Fort Sacramento, March 3, 1347. [Newspaper Article] — Californian — 27 March 1847
Fort Sacramento, March 5, 1847. Sir -- Last night Mr. Aquila Glover, one of the noble men that went to the assistance of the suffering emigrants on the California Mountains, arrived at this post with a letter from Mr. Woodworth, U. S. N., and in compliance with his orders, l have thought proper with Capt. J. A. Sutter's consent to forward to you by couriers attached to this garrison, the information we have received, which must be interesting to every American. I send via Sonoma, as Capt. Sutter will detain his Launch here until Mr. Woodworth returns from the Mountains, as we will have no communication by water from Yerba Buena until that time. The following is a copy of the letter, received from Passed Midshipman Woodworth:
Cac/ie CVftA, Ftb. £8, 1847, [Newspaper Article] — Californian — 27 March 1847

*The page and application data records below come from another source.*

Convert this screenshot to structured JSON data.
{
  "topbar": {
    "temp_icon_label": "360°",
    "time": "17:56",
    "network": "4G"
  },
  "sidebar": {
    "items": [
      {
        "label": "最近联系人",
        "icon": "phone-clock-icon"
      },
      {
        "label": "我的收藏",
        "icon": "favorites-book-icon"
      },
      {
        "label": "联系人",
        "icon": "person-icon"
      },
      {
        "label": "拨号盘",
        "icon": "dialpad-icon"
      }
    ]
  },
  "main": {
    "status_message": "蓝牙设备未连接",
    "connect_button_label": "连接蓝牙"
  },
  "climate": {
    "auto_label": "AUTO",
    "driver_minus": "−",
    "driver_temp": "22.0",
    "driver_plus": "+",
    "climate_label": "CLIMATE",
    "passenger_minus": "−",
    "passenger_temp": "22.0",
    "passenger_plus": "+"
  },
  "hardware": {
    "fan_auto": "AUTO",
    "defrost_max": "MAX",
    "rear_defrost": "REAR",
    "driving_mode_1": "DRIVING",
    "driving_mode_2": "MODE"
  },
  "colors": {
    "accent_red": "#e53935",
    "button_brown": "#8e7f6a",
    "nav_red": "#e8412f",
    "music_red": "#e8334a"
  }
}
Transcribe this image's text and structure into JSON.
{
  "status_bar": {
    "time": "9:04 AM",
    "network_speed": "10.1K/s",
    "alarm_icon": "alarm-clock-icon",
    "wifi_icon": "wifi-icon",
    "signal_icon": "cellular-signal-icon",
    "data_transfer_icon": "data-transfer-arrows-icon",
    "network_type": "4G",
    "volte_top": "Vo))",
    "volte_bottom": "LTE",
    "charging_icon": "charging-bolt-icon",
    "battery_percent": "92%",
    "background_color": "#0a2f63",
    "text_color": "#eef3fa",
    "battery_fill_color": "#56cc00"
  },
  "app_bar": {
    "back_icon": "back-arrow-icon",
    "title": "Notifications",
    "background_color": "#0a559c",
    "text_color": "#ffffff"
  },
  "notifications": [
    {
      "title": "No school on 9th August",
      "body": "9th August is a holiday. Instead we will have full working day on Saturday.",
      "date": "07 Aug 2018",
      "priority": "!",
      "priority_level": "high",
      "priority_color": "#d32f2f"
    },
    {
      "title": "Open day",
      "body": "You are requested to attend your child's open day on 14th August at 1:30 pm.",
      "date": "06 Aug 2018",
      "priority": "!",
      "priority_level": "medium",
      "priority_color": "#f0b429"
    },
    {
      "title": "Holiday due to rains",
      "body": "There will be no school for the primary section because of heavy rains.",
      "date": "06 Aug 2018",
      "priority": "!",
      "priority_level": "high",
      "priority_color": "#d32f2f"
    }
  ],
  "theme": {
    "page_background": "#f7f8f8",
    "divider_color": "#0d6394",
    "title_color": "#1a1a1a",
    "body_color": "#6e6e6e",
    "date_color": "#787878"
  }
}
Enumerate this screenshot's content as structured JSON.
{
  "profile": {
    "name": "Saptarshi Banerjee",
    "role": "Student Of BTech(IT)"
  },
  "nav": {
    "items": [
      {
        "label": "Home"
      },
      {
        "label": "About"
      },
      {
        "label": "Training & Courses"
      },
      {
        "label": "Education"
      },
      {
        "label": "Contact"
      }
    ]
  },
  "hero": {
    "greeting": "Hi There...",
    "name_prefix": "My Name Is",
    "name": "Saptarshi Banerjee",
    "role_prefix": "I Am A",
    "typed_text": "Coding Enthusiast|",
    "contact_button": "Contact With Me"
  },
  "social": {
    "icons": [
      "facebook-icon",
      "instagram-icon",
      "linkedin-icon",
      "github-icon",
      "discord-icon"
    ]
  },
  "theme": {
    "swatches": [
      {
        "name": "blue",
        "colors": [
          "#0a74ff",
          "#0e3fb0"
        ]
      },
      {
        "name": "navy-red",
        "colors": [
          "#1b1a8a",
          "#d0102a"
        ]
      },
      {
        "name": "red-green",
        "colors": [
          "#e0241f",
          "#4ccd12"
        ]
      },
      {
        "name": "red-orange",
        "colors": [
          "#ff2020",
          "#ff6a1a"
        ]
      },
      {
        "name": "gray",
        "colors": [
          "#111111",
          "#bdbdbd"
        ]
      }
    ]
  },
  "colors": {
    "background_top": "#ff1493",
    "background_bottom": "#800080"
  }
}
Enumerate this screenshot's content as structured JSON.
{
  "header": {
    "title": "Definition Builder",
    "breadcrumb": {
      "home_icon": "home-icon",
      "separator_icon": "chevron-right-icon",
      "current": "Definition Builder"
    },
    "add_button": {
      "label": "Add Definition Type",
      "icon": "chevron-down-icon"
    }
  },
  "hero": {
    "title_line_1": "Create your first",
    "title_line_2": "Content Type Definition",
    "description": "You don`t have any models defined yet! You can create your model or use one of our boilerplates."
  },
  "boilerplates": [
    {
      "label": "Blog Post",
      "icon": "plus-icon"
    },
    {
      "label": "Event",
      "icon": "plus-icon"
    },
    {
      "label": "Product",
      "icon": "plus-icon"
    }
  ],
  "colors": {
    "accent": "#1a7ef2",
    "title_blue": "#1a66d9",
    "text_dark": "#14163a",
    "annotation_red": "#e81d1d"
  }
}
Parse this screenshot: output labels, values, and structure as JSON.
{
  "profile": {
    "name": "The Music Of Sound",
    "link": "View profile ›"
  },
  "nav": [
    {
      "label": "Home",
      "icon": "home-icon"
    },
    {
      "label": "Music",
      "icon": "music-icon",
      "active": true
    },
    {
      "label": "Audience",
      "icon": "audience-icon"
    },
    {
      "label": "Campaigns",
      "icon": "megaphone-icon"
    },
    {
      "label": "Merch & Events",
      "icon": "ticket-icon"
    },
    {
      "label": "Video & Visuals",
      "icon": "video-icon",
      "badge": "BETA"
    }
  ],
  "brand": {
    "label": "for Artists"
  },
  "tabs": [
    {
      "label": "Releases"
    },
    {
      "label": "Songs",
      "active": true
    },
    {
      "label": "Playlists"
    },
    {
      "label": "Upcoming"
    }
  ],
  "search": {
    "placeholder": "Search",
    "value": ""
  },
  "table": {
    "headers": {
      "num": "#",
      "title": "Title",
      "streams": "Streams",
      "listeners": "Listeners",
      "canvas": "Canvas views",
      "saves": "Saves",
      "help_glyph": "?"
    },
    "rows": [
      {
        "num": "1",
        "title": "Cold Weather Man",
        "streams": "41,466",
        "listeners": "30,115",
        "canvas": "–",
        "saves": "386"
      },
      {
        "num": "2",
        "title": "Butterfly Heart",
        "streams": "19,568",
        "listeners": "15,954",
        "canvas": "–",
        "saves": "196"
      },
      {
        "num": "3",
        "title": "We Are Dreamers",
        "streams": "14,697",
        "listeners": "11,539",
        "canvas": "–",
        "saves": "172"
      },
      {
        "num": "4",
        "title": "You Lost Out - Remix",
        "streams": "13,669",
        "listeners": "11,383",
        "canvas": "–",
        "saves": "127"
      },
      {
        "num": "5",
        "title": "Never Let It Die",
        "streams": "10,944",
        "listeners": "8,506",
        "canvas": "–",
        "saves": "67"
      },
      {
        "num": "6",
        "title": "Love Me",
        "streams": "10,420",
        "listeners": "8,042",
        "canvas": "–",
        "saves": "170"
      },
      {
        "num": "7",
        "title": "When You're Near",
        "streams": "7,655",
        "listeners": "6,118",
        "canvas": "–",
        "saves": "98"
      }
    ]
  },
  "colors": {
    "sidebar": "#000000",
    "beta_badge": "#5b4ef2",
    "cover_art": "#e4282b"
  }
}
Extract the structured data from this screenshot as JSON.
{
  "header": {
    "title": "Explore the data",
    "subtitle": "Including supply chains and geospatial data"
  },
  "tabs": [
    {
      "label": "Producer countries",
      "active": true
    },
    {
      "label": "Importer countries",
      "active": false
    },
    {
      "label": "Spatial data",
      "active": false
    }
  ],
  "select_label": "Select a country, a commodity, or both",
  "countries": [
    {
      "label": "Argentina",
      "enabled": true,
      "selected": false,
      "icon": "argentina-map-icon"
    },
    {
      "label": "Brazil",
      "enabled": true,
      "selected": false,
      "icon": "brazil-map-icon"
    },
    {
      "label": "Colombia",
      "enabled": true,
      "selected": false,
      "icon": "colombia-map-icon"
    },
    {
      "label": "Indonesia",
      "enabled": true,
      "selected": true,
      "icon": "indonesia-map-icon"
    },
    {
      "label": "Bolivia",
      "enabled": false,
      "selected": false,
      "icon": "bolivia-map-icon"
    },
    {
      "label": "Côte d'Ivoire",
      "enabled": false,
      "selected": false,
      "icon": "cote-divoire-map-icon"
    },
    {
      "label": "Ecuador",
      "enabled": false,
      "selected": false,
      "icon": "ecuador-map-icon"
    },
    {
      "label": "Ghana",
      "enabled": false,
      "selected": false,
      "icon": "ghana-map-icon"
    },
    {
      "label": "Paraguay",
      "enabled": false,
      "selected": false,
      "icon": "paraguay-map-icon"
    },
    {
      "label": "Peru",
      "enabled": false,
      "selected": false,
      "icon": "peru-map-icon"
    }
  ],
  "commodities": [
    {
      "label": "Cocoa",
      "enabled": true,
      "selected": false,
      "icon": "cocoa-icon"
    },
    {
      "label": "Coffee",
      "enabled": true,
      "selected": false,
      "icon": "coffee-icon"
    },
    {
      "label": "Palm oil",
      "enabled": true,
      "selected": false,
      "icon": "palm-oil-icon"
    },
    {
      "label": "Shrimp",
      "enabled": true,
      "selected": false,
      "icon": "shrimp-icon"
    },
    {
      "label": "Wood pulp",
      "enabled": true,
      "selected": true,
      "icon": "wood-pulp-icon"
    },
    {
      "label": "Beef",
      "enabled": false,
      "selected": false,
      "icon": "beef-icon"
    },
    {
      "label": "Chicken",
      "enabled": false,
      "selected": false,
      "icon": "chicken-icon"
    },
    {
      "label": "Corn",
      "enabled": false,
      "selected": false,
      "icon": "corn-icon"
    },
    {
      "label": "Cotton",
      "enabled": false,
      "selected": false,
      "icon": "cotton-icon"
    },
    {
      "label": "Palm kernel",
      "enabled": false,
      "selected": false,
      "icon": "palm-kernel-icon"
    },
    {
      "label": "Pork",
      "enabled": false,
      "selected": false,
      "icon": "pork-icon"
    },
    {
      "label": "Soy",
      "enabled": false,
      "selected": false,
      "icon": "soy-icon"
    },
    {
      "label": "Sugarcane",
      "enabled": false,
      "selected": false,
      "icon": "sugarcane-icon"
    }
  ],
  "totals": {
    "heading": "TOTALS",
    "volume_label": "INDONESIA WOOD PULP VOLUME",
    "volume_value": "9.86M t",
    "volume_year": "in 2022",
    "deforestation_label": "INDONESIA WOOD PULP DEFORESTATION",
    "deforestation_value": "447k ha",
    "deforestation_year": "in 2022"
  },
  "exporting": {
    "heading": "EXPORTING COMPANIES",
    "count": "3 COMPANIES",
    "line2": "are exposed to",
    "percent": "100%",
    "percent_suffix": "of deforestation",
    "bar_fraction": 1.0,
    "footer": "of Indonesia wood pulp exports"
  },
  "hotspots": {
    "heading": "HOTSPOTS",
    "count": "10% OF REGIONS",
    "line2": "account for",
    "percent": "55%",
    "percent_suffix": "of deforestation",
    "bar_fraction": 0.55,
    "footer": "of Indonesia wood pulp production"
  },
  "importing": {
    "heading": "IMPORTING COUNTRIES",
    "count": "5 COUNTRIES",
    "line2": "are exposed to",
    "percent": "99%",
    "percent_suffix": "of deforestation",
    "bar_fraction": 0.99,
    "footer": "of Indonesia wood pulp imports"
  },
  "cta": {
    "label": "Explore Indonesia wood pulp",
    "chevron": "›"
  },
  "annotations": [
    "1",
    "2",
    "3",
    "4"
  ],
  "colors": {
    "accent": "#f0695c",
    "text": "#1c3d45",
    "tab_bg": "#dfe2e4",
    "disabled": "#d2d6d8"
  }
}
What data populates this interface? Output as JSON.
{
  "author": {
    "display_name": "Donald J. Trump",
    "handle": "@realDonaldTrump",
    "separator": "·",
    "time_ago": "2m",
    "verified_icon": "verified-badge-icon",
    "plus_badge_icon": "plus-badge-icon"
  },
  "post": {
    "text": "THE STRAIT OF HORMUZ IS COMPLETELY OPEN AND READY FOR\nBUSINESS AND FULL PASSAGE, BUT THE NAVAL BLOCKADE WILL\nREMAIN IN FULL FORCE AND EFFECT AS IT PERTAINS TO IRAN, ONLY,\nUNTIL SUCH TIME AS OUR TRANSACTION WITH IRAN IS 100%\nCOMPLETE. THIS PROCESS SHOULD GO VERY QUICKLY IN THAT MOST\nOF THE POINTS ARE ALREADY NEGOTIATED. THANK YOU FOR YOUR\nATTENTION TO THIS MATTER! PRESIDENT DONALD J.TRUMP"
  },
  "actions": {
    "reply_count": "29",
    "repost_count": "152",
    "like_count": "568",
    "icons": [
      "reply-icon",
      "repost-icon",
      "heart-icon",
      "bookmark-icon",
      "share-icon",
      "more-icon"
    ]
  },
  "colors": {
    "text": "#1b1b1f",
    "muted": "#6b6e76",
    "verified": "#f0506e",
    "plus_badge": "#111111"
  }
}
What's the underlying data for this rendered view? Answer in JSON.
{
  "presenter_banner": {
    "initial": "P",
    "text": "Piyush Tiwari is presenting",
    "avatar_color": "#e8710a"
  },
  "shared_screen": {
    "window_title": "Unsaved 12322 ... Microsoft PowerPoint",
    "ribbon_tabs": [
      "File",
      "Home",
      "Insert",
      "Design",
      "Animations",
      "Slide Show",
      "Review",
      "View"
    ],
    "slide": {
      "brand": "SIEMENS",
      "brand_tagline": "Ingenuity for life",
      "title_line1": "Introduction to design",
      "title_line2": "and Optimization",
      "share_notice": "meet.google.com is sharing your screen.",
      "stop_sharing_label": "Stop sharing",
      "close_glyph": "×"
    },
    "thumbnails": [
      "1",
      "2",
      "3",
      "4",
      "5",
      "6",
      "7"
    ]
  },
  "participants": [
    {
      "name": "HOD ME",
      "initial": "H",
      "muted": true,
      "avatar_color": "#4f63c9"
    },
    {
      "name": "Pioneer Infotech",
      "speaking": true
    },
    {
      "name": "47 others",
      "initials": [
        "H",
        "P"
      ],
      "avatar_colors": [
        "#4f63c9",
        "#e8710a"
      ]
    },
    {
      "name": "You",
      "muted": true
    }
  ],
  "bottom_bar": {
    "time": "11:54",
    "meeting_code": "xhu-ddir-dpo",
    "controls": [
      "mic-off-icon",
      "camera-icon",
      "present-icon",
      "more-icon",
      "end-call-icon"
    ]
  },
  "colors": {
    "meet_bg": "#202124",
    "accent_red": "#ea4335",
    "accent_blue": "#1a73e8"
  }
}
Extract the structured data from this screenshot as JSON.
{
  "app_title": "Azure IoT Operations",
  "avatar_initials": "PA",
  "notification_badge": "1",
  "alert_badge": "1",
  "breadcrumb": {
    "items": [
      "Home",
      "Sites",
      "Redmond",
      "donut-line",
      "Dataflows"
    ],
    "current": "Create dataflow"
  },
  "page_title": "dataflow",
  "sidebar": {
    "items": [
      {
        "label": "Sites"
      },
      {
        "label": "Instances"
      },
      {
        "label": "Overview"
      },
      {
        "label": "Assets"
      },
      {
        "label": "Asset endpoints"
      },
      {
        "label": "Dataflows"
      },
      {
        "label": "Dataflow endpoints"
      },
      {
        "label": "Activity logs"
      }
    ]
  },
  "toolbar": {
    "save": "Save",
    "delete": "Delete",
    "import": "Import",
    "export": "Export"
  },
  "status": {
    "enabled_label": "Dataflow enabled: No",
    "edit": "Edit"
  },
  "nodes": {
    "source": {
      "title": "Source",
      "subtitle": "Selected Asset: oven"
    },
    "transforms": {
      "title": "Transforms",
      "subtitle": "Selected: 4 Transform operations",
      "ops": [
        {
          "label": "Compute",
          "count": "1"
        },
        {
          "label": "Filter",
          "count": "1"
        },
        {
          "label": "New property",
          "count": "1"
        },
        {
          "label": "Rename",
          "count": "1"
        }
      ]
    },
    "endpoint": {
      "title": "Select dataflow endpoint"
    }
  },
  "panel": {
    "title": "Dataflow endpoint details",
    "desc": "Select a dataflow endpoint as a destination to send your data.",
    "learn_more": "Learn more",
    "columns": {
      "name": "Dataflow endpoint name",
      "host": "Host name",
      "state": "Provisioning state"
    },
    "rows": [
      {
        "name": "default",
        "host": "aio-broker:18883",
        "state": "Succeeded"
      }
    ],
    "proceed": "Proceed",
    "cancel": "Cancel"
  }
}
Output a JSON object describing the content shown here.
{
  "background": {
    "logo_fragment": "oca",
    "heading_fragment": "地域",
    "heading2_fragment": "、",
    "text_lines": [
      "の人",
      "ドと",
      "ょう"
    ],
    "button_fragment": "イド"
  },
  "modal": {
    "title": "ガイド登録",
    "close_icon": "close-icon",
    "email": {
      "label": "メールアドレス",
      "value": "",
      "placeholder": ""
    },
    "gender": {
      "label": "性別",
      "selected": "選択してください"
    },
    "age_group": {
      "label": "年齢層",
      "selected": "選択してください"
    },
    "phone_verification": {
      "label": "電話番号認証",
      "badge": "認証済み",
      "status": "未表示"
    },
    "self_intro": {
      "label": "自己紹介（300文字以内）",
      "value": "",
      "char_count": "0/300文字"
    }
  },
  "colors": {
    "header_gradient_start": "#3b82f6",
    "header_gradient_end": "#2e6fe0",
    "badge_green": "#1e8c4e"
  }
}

Cache Creek, Feb. 28, 1847. Mr. George McKinstry, Jr. Sir-- An opportunity offering to write by Mr. Glover, now in my camp and to leave for Fort Sacramento in the morning, l inform you that we reached this camp to-day at noon, it being the last point we can reach for grass -- and to-morrow, Capt. Kern takes the camp back to a creek 12 miles from this place, where the grass is better for the animals, and will remain until I return to this camp with the people from the mountains. I start in the morning with four men and three mules packed with provisions. I have cached here four hundred pounds of flour and shall carry about that quantity with me, also coffee and sugar. Mr. Glover will give you all the information about the first expedition, and l wish you to write to Capt. J. B. Hull commander of the northern district of California the information you receive from Mr. Glover, l shall not return until all the people are in camp. I shall then hasten down with them to the fort as soon as...